The third fear was a thought that I’ll never be able to find true love. My truth was simple: God is love. When we realize this one simple truth, we can begin truly experience life. God transcends religion and the labels that language limits us to. God is love. When we experience love, we experience God. It is my opinion that true love with another cannot be shared until you have gone through the process of learning how to truly love one’s self. I’m not talking about some Stuart Smalley bullshit affirmation, either. The simple realization that God is love is so profound and easy yet incredibly difficult at the same time.

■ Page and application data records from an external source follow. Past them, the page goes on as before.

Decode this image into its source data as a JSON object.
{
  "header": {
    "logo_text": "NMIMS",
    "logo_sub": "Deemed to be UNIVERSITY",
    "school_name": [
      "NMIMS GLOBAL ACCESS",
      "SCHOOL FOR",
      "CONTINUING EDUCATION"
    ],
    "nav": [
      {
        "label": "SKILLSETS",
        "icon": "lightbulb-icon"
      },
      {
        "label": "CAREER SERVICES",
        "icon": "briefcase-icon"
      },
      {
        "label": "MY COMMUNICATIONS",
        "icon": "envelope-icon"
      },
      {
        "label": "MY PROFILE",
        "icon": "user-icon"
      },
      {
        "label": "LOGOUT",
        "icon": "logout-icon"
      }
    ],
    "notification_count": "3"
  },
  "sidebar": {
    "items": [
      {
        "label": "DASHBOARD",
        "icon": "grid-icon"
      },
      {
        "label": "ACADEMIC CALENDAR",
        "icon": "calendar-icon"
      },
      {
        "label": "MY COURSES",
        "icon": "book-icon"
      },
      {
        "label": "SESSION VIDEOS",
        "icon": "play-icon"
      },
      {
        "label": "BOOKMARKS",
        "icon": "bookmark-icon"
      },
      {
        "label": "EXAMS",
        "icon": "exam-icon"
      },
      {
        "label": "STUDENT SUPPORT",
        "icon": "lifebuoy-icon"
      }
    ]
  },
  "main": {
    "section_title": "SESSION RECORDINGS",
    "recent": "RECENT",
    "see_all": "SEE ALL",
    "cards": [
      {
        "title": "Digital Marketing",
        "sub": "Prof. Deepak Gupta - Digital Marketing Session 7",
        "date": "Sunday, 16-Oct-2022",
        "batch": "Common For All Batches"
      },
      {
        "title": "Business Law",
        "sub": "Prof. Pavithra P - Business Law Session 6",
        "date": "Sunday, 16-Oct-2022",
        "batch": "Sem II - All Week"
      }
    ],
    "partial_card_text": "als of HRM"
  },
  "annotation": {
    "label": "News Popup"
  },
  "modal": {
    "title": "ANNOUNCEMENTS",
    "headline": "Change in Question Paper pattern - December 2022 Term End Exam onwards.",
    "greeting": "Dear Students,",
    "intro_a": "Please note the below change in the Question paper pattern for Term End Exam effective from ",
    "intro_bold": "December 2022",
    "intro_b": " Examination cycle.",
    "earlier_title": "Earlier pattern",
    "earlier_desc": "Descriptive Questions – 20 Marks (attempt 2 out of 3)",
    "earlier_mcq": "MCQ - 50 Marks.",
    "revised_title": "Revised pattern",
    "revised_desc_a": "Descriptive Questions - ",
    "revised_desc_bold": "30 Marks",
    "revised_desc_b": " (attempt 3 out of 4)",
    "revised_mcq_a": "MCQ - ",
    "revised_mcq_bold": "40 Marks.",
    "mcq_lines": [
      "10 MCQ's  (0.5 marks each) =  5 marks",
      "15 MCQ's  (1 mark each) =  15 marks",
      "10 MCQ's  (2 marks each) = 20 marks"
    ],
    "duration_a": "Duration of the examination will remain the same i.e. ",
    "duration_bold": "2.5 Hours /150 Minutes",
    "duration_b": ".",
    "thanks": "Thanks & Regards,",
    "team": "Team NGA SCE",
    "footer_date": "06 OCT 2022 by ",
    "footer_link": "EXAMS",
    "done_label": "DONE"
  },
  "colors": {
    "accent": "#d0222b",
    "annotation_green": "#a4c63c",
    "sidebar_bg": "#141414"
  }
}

My fourth fear was that I would never make my parents proud. Yes, this is a fear of mine. I’m a man in my mid-30’s who fears that he will somehow let down my parents. Let’s take a look back at the first fear and more specifically, the first truth. My parents want me to be happy and healthy… Moreover, my parents have told me they were proud of me. The simple fact of the matter is that I need to continue to believe people when they say things that are backed up my their actions. My uncle used to say, “What you do speaks so loud I can’t hear what you say.” It is important to remember this when observing the behavior of others especially with regard to our own. Live proudly so that others may be proud of you as well.
Finally, the last fear I had listed was the fear that I might hurt someone else as a result of having a seizure. Becoming more accepting of my epilepsy over this past year has brought up a considerable amount of emotion, especially since not necessarily denying it in the past…but certainly not dealing with it accordingly or in a responsible manner. While I have epilepsy, the simple truth is that my seizures are best controlled when I am healthy and take my medication on time. Health is something I am learning more about lately, especially with regard to our diet and the source of the food we put into our bodies. The point is that if I have fears about potentially hurting someone if I have a seizure…then the best solution to addressing that fear would be to take measure to mitigate the cause of the fear (seizures). If I have identified lifestyle choices where I feel healthy and well and minimal seizures occur – then these are likely good lifestyle choices for me.
Over the past two days, these exercises have generated an incredible amount of thought and reflection. I found it extremely beneficial to write down my fears. I found it even more beneficial to analyze these fears and come up with a simple truth that counters that fear and puts it in its’ place. These exercises have forced me to improve upon my powers of objective observation (among others). This is an incredible experience we are sharing together with The Start Experiment. I’m grateful to be a part of what is taking place with all the people involved in it. Who would have imagined that this all began with a little book called “Start,” by Jon Acuff? I sure didn’t.
If you haven’t read it…it’s time to START. Check it out.